KABUL (Reuters) - Millions of Shi'ite Muslims performed mourning rituals on Thursday to mark Ashura, the holiest festival in their calendar, amid heightened measures in many places to protect against sectarian attacks.
Red and green banners fluttered in Shi'ite neighbourhoods in Kabul, the Afghan capital, while armed volunteer groups stood guard at mosques and major intersections.
Attacks in recent years targeting the country's mainly Shi'ite Hazara minority have been claimed by an affiliate of Islamic State, and worsening security has led to a sharp reduction in large public gatherings.
In Bangladesh, a majority Muslim nation of 160 million, where Islamist militants have targeted Shi'ite shrines and mosques over the past few years, authorities said they had tightened security.
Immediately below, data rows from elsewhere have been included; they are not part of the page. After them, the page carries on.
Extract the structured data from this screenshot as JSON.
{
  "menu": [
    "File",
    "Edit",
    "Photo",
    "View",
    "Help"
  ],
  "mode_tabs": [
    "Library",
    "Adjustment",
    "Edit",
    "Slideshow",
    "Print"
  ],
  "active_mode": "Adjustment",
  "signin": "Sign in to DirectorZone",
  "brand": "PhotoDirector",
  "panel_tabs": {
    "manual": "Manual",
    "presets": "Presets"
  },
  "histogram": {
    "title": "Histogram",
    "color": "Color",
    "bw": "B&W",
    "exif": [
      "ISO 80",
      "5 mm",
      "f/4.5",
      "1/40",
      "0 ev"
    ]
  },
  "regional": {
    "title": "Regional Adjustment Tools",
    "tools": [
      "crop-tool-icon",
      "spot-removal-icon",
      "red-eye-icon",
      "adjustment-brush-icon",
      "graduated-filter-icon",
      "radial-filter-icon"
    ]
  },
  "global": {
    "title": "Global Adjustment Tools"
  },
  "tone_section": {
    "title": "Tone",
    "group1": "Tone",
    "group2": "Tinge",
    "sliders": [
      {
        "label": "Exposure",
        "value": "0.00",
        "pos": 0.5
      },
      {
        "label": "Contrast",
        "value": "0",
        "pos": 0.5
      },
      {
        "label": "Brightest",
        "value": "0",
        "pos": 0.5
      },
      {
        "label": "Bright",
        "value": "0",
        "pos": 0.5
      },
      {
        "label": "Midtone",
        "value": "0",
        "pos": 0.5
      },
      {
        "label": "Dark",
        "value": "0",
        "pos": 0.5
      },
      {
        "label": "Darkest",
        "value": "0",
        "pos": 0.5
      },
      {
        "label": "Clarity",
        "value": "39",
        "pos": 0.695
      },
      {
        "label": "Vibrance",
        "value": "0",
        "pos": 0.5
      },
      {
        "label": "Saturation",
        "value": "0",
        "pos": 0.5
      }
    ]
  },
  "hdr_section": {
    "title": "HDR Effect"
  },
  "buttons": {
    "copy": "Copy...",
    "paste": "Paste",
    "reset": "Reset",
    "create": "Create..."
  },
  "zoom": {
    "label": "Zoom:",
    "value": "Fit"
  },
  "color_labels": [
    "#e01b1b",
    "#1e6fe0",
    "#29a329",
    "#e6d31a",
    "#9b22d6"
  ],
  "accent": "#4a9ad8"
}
"Although there is no specific threat, we have taken all possible measures to avoid any unexpected incidents," said Asaduzzaman Mia, the chief of metropolitan police in Dhaka, the capital.
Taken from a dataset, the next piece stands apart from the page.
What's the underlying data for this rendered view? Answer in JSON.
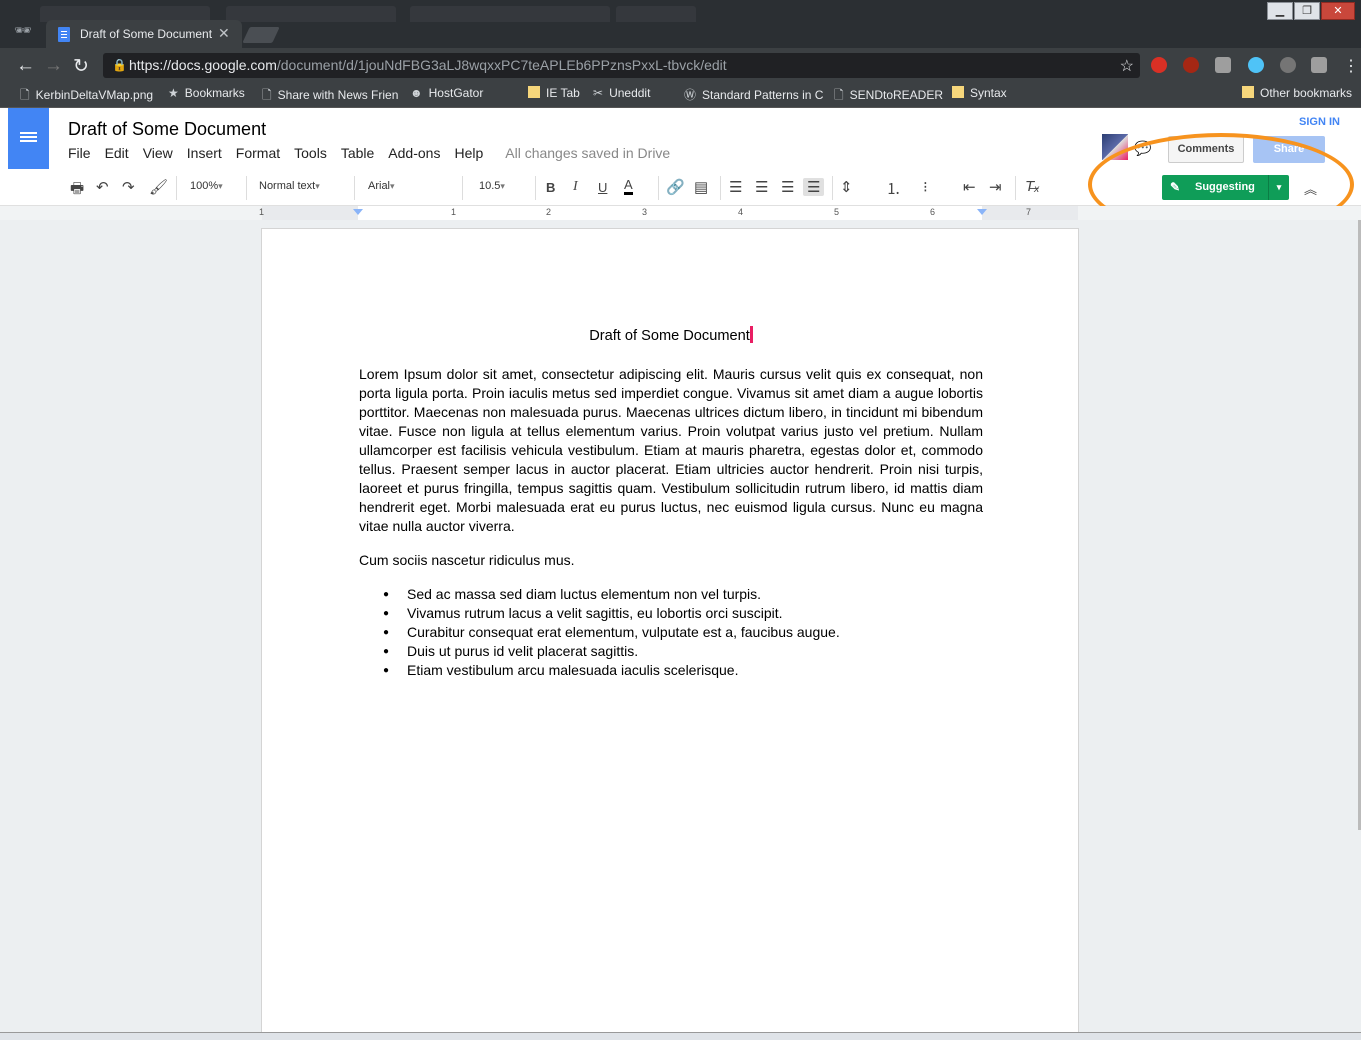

Ashura falls on the 10th day of the lunar calendar month of Muharram and commemorates the martyrdom in 680 AD of Imam Hussain Ibn Ali, one of the grandsons of the Prophet Mohammad, near Karbala in what is now Iraq.
Shi'ites mark the festival with large public rituals, sometimes involving bloody self-flagellation or cutting to signify a link with the sufferings of Hussain, whose death symbolises a wider struggle against oppression and tyranny.
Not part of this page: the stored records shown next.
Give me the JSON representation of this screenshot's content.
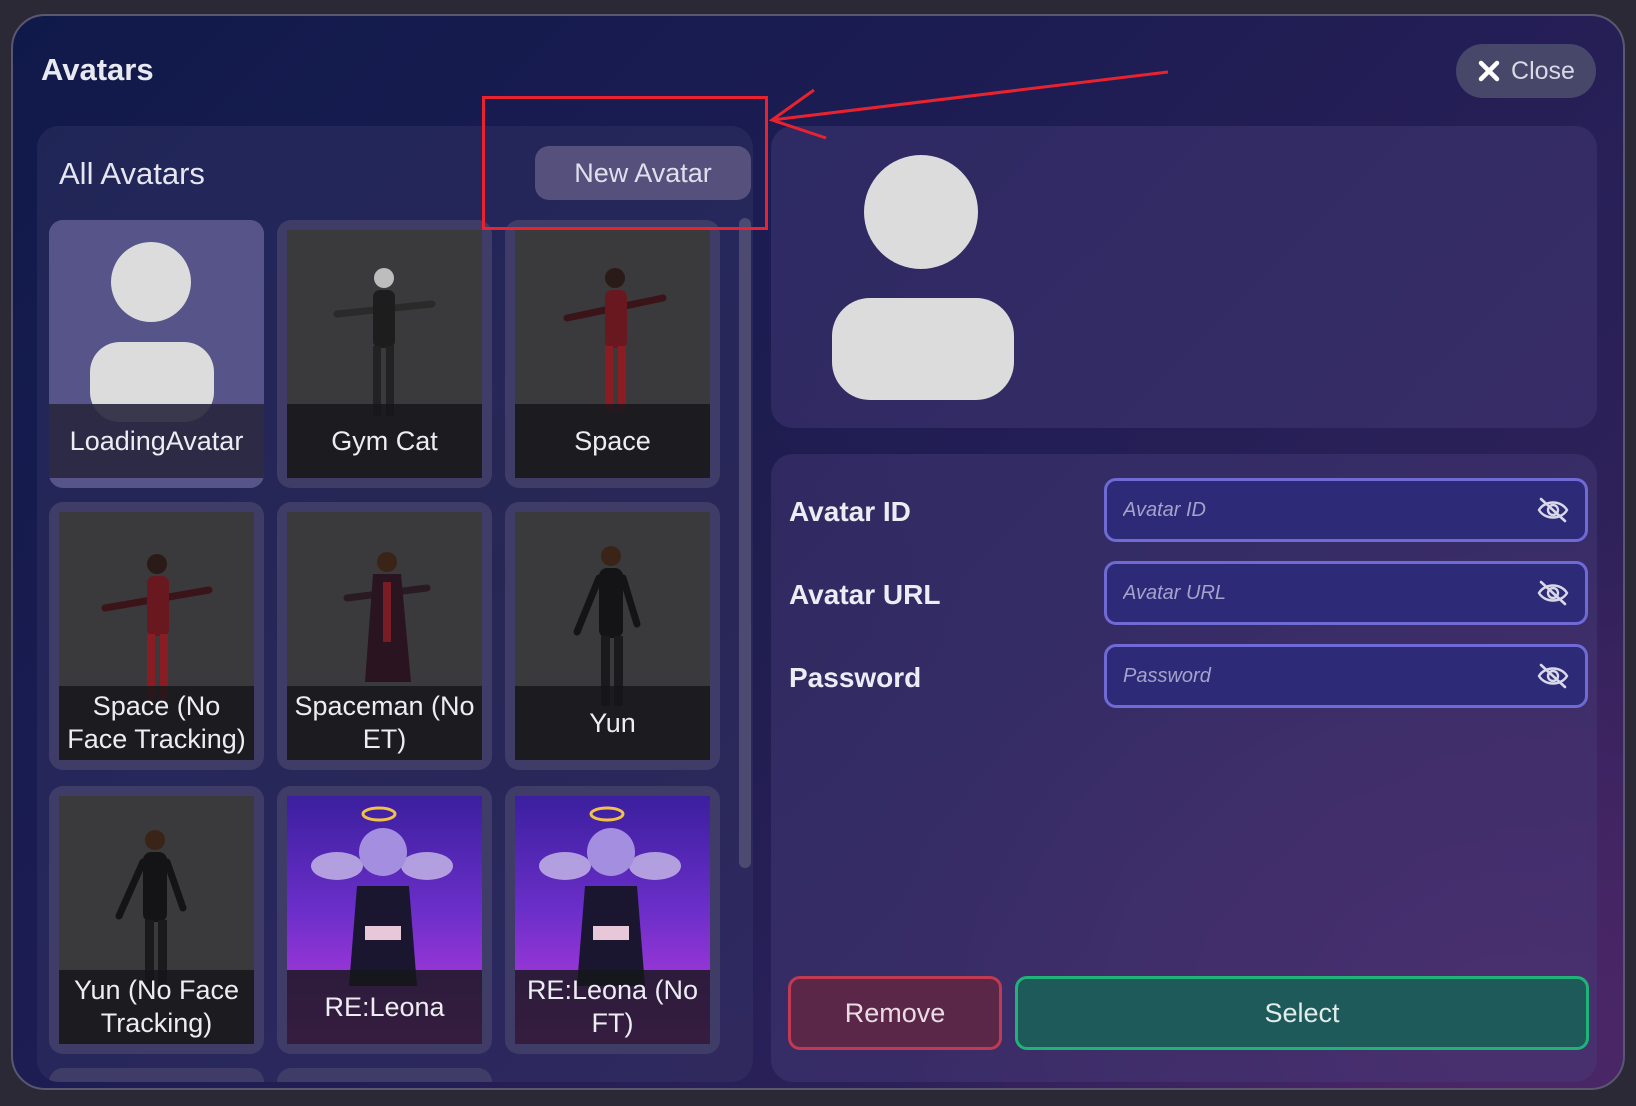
{
  "modal": {
    "title": "Avatars",
    "close_label": "Close"
  },
  "list": {
    "title": "All Avatars",
    "new_button_label": "New Avatar",
    "avatars": [
      {
        "name": "LoadingAvatar",
        "thumbnail": "placeholder-silhouette"
      },
      {
        "name": "Gym Cat",
        "thumbnail": "3d-character-tpose"
      },
      {
        "name": "Space",
        "thumbnail": "3d-character-tpose"
      },
      {
        "name": "Space (No Face Tracking)",
        "thumbnail": "3d-character-tpose"
      },
      {
        "name": "Spaceman (No ET)",
        "thumbnail": "3d-character-tpose"
      },
      {
        "name": "Yun",
        "thumbnail": "3d-character-standing"
      },
      {
        "name": "Yun (No Face Tracking)",
        "thumbnail": "3d-character-standing"
      },
      {
        "name": "RE:Leona",
        "thumbnail": "anime-character-art"
      },
      {
        "name": "RE:Leona (No FT)",
        "thumbnail": "anime-character-art"
      }
    ]
  },
  "details": {
    "preview_icon": "user-silhouette-icon",
    "fields": [
      {
        "label": "Avatar ID",
        "placeholder": "Avatar ID",
        "value": ""
      },
      {
        "label": "Avatar URL",
        "placeholder": "Avatar URL",
        "value": ""
      },
      {
        "label": "Password",
        "placeholder": "Password",
        "value": ""
      }
    ],
    "remove_label": "Remove",
    "select_label": "Select"
  },
  "annotation": {
    "color": "#e8232f",
    "target": "new-avatar-button"
  },
  "colors": {
    "accent": "#6f6ad6",
    "danger": "#c03a52",
    "success": "#1fb378"
  }
}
"It is not just a ritual, but also an occasion to confess the mistakes we have made in the past," said Humayan Kabir, a Shi'ite Muslim in the old part of Dhaka.
The death of Hussain eventually led to the division of Islam into the two main Sunni and Shi'ite sects and in recent years, the festival has been scarred by bloody sectarian attacks in many countries.
In India, Shi'ites were making preparations to mark the festival on Friday, in line with the customary sighting of the moon.
"We enact the battle of Karbala and want to show that if we had been there we would have fought alongside Hussain and his family," said Nasir Hussain, a resident of the disputed Himalayan region of Kashmir.
Mourners will gather in the financial capital of Mumbai on Thursday for a pre-Ashura procession during which they whip themselves, walk over burning coals and perform with fire.
"The stand that Imam Hussain took all those years ago reinforces my belief in the goodness of society," said Najaf, a mourner in India's southern tech hub of Bengaluru.
"It reminds me to fight for my beliefs no matter what. He lost the battle, but what he fought for still holds true to this very day."
(Reporting by James Mackenzie in KABUL, Blassy Boben in NEW DELHI and Fayaz Bukhari in SRINAGAR, and Ruma Paul in DHAKA; Editing by Clarence Fernandez)